- [Given data]
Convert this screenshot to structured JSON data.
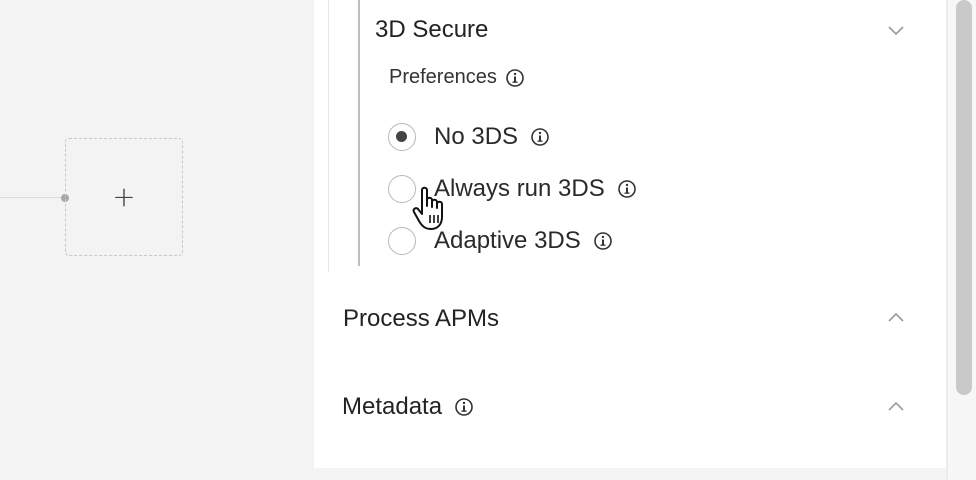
{
  "canvas": {
    "add_node_symbol": "+"
  },
  "three_d_secure": {
    "title": "3D Secure",
    "expanded": true,
    "preferences_label": "Preferences",
    "options": [
      {
        "label": "No 3DS",
        "selected": true
      },
      {
        "label": "Always run 3DS",
        "selected": false
      },
      {
        "label": "Adaptive 3DS",
        "selected": false
      }
    ]
  },
  "process_apms": {
    "title": "Process APMs",
    "expanded": false
  },
  "metadata": {
    "title": "Metadata",
    "expanded": false
  },
  "icons": {
    "info": "info-icon",
    "chevron_down": "chevron-down-icon",
    "chevron_up": "chevron-up-icon",
    "cursor": "hand-pointer-cursor-icon"
  }
}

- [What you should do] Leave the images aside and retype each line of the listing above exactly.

- [Problem solution]
Convert this screenshot to structured JSON data.
{
  "canvas": {
    "add_node_symbol": "+"
  },
  "three_d_secure": {
    "title": "3D Secure",
    "expanded": true,
    "preferences_label": "Preferences",
    "options": [
      {
        "label": "No 3DS",
        "selected": true
      },
      {
        "label": "Always run 3DS",
        "selected": false
      },
      {
        "label": "Adaptive 3DS",
        "selected": false
      }
    ]
  },
  "process_apms": {
    "title": "Process APMs",
    "expanded": false
  },
  "metadata": {
    "title": "Metadata",
    "expanded": false
  },
  "icons": {
    "info": "info-icon",
    "chevron_down": "chevron-down-icon",
    "chevron_up": "chevron-up-icon",
    "cursor": "hand-pointer-cursor-icon"
  }
}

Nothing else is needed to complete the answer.